Apartment Cleaner Sought. Does anyone know a reliable apartment cleaner or cleaning service? If so please respond to-- David Sobelsohn


Zoo Lecture: Dr. Don E. Wilson, mammalogist and director of biodiversity programs at the Smithsonian's National Museum of Natural History, will sign copies of "Bats in Question," his richly illustrated new book. Following the book signing, Dr. Wilson will present a slide-illustrated lecture. Join him for an inside look at the natural history of bats, exploring these elusive mammals' biology, from feeding, migration, and hibernation to repro- duction and echolocation.

19 February 1998. 7 p.m. Book signing and refreshments. 8 p.m. Lecture. Education Building, National Zoo. Enter at Connecticut Ave. Park in Lot A. Free, but please RSVP to me.

Margie Gibson, Office of Public Affairs, National Zoo NZPEM053@SIVM.SI.EDU RSVP LINE (202) 673-4801


If you’ve been using TV trays since 1988 because you can’t find the table and you hyperventilate when friends hint about visiting....If your file folders are bulging with bills, letters and manuscripts and you can’t decide what to keep and what to junk, don’t despair.
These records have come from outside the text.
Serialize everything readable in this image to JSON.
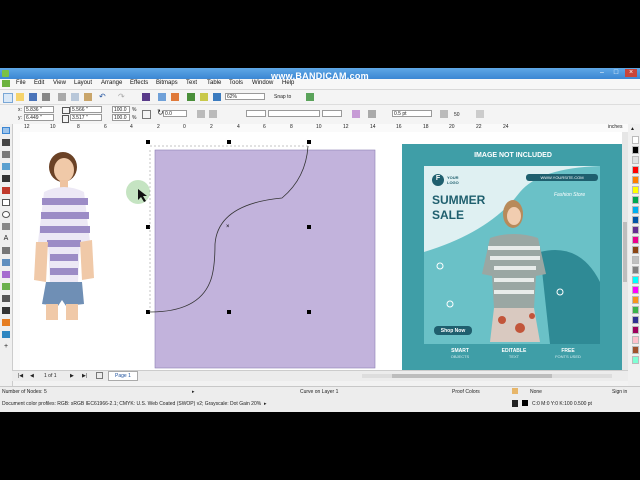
{
  "watermark": "www.BANDICAM.com",
  "menu": [
    "File",
    "Edit",
    "View",
    "Layout",
    "Arrange",
    "Effects",
    "Bitmaps",
    "Text",
    "Table",
    "Tools",
    "Window",
    "Help"
  ],
  "toolbar": {
    "zoom": "62%",
    "snap_label": "Snap to"
  },
  "propbar": {
    "x_label": "x:",
    "x_value": "5.836 \"",
    "y_label": "y:",
    "y_value": "6.449 \"",
    "w_value": "5.566 \"",
    "h_value": "3.517 \"",
    "scale_x": "100.0",
    "scale_y": "100.0",
    "pct": "%",
    "rotation": "0.0",
    "outline_width": "0.5 pt",
    "smoothing": "50"
  },
  "ruler_unit": "inches",
  "ruler_top_ticks": [
    "12",
    "10",
    "8",
    "6",
    "4",
    "2",
    "0",
    "2",
    "4",
    "6",
    "8",
    "10",
    "12",
    "14",
    "16",
    "18",
    "20",
    "22",
    "24"
  ],
  "page_nav": {
    "count": "1 of 1",
    "tab": "Page 1"
  },
  "artwork": {
    "banner": "IMAGE NOT INCLUDED",
    "logo_letter": "F",
    "logo_line1": "YOUR",
    "logo_line2": "LOGO",
    "website": "WWW.YOURSITE.COM",
    "headline1": "SUMMER",
    "headline2": "SALE",
    "store": "Fashion Store",
    "cta": "Shop Now",
    "features": [
      {
        "title": "SMART",
        "sub": "OBJECTS"
      },
      {
        "title": "EDITABLE",
        "sub": "TEXT"
      },
      {
        "title": "FREE",
        "sub": "FONTS USED"
      }
    ]
  },
  "status": {
    "nodes": "Number of Nodes: 5",
    "object": "Curve on Layer 1",
    "proof": "Proof Colors",
    "fill": "None",
    "profiles": "Document color profiles: RGB: sRGB IEC61966-2.1; CMYK: U.S. Web Coated (SWOP) v2; Grayscale: Dot Gain 20%",
    "outline": "C:0 M:0 Y:0 K:100  0.500 pt",
    "signin": "Sign in"
  },
  "colors": {
    "purple_rect": "#c2b3dc",
    "teal": "#3f9ea7",
    "teal_dark": "#1f5f6e",
    "title_bar": "#3b86d3"
  },
  "palette": [
    "#ffffff",
    "#000000",
    "#e0e0e0",
    "#ff0000",
    "#ff7f00",
    "#ffff00",
    "#00a651",
    "#00aeef",
    "#0054a6",
    "#662d91",
    "#ec008c",
    "#8b4513",
    "#c0c0c0",
    "#808080",
    "#00ffff",
    "#ff00ff",
    "#f7941d",
    "#39b54a",
    "#2e3192",
    "#9e005d",
    "#ffc0cb",
    "#a0522d",
    "#7fffd4"
  ]
}
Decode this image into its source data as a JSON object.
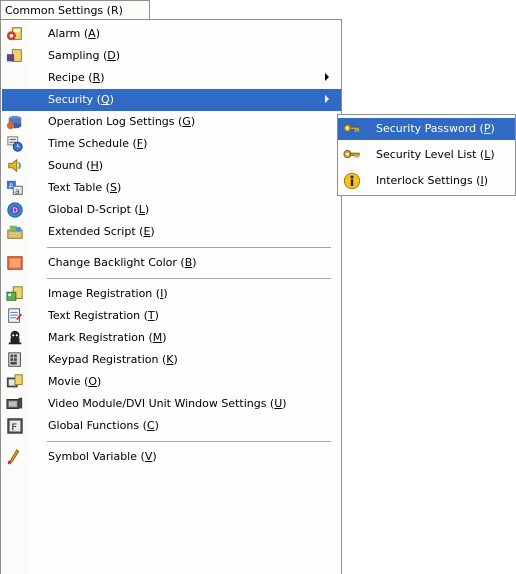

I will bring order to your chaos. No mess too embarrassing! Reasonable fees by the hour or job. Paperwork a specialty. Call ShipShape at 202-362-0496 for a free telephone consultation. Our service is private and confidential.

Andrea Sexton


Moms With Nannies
Leslie Miles

Are your kids in school all day? Does your nanny have free time? If so, and you'd like to share your beloved nanny, I'd like to pay $7.50-$8.50 per hour, 3 hours a day, all during school hours for someone to watch my ten month old daughter in my home in Logan Circle. She'd also come out with us on occasion. Flexibility and your good reference both essential. Please call Leslie at 202-408-1622 or email me.


For sale: Large, glass aquarium tank, excellent condition. Dimensions -- 48" x 21" x 12 1/2" (50 or 60 gallon). Great for reptiles, small mammals, and fish of course. Gotta' unload -- $30/OBO. Liz Hoopes 202-232-1512


Also, free! Free movie passes, short movie reviews, and movie discussion. Send an email message to to subscribe.


dc.story is a discussion group. The opinions stated are the sole responsibility of the authors. dc.story does not verify information provided by readers. Kibitzing by Jeffrey Itell. Copyright (c) 1997. All rights reserved.

Send mail with questions or comments to
Web site copyright ©DCWatch (ISSN 1546-4296)